⟨

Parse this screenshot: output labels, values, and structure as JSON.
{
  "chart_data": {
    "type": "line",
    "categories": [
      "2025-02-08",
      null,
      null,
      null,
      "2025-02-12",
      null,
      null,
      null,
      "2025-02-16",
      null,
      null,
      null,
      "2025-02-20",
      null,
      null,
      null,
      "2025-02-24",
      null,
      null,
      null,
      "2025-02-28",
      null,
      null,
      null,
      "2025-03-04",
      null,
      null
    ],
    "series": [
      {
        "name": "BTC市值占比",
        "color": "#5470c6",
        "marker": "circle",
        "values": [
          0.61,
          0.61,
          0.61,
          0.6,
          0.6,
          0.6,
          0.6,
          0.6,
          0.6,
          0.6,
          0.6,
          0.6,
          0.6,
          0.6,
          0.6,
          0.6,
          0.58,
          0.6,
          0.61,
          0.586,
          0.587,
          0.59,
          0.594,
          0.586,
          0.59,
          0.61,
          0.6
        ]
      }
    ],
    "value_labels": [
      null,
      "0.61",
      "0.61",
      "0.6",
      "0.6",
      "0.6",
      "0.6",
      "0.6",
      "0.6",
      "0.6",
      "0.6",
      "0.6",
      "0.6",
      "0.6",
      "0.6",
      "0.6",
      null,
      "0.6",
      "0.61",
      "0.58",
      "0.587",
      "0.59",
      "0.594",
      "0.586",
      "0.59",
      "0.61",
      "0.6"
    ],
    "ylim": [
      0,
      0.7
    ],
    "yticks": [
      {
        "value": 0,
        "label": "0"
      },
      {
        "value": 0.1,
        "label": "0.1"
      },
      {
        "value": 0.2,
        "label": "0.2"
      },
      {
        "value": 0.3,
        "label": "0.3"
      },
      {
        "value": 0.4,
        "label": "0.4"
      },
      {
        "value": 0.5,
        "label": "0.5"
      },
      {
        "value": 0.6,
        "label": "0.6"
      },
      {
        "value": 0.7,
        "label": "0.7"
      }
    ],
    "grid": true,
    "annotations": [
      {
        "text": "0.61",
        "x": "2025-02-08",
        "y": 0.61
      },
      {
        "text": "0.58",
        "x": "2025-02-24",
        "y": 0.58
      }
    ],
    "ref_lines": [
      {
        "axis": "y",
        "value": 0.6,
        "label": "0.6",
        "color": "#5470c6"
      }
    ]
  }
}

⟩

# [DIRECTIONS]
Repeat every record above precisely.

# [SOLVED EXERCISE]
Parse this screenshot: output labels, values, and structure as JSON.
{
  "chart_data": {
    "type": "line",
    "categories": [
      "2025-02-08",
      null,
      null,
      null,
      "2025-02-12",
      null,
      null,
      null,
      "2025-02-16",
      null,
      null,
      null,
      "2025-02-20",
      null,
      null,
      null,
      "2025-02-24",
      null,
      null,
      null,
      "2025-02-28",
      null,
      null,
      null,
      "2025-03-04",
      null,
      null
    ],
    "series": [
      {
        "name": "BTC市值占比",
        "color": "#5470c6",
        "marker": "circle",
        "values": [
          0.61,
          0.61,
          0.61,
          0.6,
          0.6,
          0.6,
          0.6,
          0.6,
          0.6,
          0.6,
          0.6,
          0.6,
          0.6,
          0.6,
          0.6,
          0.6,
          0.58,
          0.6,
          0.61,
          0.586,
          0.587,
          0.59,
          0.594,
          0.586,
          0.59,
          0.61,
          0.6
        ]
      }
    ],
    "value_labels": [
      null,
      "0.61",
      "0.61",
      "0.6",
      "0.6",
      "0.6",
      "0.6",
      "0.6",
      "0.6",
      "0.6",
      "0.6",
      "0.6",
      "0.6",
      "0.6",
      "0.6",
      "0.6",
      null,
      "0.6",
      "0.61",
      "0.58",
      "0.587",
      "0.59",
      "0.594",
      "0.586",
      "0.59",
      "0.61",
      "0.6"
    ],
    "ylim": [
      0,
      0.7
    ],
    "yticks": [
      {
        "value": 0,
        "label": "0"
      },
      {
        "value": 0.1,
        "label": "0.1"
      },
      {
        "value": 0.2,
        "label": "0.2"
      },
      {
        "value": 0.3,
        "label": "0.3"
      },
      {
        "value": 0.4,
        "label": "0.4"
      },
      {
        "value": 0.5,
        "label": "0.5"
      },
      {
        "value": 0.6,
        "label": "0.6"
      },
      {
        "value": 0.7,
        "label": "0.7"
      }
    ],
    "grid": true,
    "annotations": [
      {
        "text": "0.61",
        "x": "2025-02-08",
        "y": 0.61
      },
      {
        "text": "0.58",
        "x": "2025-02-24",
        "y": 0.58
      }
    ],
    "ref_lines": [
      {
        "axis": "y",
        "value": 0.6,
        "label": "0.6",
        "color": "#5470c6"
      }
    ]
  }
}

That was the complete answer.